When you enter a Metro station in Budapest, the first thing you smell might be the most surprising: the sweet scent of pastries.
Almost every Metro station has one small Fornetti bakery, a generic franchise in Hungary but a luxury to an American like myself. The smell of freshly baked kifli and other treats wafts through the air, attracting riders to pick up small cakes on their way to or from the train.
This is intentional: the bakeries both help boost Metro’s ridership and bankroll the system.
Public transit has a tremendous legacy in Budapest: the Metro system (the third oldest in the world) opened in 1896 and its first line is now a UNESCO World Heritage site. Its stations are consistently listed as the most beautiful in the world.
Ridership is high, too: over 1.3 million people ride the Metro each day.
But none of this helped the system weather the challenges posed by the fall of Hungarian communism in 1989. With financial support for public transportation gone and the international car industry flooding Hungary (where there were previously only two types of cars available to buy), ridership plummeted. Half a million new cars entered the streets of Budapest in the ensuing years.
However, entrepreneurship within transit facilities flourished. Between 1989 and 1995, various unofficial businesses filled the narrow Metro platforms, ranging from newspaper stands, popcorn stalls, and even “elderly ladies very, very cheap pillows,” according to Hungarian historian Judit Bodnár.
The city’s transit agency, BKV-Zrt, saw an opportunity in this commercial activity: to raise funds, they sold operating rights to Fornetti and other bakeries.
Suddenly, the fragrant scent of cinnamon rolls and croissants began to fill the chambers of the metro stations. More changes were in store: new revenue helped build an additional Metro line, connecting even more of the city together.
Now, to get to most places in Budapest from the city center, it takes less than half an hour. Riders are satisfied too: my professor, a Budapest native, told me that she prefers Metro to any other mode of transportation: “It’s faster. If you have to rush somewhere, you don’t have to stop at any red lights or in traffic.”
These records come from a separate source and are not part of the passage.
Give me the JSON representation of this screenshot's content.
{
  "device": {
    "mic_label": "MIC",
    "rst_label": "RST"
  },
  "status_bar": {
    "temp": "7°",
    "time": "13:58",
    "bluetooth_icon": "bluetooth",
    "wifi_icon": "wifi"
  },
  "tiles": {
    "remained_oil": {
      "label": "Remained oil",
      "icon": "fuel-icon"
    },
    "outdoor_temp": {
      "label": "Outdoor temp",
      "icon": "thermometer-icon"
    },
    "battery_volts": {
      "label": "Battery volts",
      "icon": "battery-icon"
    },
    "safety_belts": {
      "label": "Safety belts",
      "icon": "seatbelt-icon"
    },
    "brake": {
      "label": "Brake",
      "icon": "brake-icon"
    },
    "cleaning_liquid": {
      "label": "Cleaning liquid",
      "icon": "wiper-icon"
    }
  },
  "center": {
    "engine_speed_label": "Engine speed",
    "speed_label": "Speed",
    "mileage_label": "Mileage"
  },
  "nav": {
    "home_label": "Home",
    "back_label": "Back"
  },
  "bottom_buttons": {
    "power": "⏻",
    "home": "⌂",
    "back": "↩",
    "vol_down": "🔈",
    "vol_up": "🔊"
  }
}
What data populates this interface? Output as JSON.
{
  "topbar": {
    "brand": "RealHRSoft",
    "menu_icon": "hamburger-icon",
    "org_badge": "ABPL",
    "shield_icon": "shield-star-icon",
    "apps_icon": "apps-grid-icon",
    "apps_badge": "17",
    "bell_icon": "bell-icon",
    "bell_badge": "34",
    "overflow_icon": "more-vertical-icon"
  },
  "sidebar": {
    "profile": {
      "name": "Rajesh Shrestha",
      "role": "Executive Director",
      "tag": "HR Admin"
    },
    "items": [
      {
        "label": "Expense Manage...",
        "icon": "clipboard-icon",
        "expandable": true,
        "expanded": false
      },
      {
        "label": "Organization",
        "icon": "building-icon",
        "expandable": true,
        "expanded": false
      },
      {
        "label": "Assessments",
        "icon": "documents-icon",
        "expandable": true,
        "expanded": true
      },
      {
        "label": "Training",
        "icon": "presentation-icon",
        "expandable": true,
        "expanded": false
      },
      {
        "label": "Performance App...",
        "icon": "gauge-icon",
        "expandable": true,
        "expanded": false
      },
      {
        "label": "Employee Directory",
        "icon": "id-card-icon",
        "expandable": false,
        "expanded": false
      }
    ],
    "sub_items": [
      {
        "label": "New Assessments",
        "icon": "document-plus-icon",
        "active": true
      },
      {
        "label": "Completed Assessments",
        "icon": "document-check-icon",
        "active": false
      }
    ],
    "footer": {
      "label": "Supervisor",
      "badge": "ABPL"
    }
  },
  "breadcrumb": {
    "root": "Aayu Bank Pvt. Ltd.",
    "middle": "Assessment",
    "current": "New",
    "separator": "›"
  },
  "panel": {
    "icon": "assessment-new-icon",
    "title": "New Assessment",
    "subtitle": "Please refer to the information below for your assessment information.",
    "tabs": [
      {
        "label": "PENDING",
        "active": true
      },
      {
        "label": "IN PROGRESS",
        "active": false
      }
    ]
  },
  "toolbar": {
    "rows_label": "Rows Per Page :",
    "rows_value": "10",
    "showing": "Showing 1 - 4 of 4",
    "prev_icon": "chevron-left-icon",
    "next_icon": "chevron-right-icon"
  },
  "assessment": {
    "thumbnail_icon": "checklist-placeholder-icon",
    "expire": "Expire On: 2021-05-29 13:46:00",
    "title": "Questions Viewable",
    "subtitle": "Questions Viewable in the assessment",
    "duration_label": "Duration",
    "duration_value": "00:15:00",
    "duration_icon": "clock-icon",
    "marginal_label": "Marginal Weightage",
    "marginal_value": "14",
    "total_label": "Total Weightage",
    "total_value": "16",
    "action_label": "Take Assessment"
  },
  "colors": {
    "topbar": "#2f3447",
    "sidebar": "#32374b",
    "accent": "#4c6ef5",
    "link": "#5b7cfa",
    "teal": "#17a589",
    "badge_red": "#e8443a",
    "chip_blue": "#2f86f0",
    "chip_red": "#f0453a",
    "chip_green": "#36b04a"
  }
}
So is satisfaction due to the pastries alone? No. But pastries help you get to where you’re going faster.
(But don’t worry, the pillow ladies are still there.)
Photo of Budapest Metro by the author. Photo of Fornetti bakery by Amy Reeves.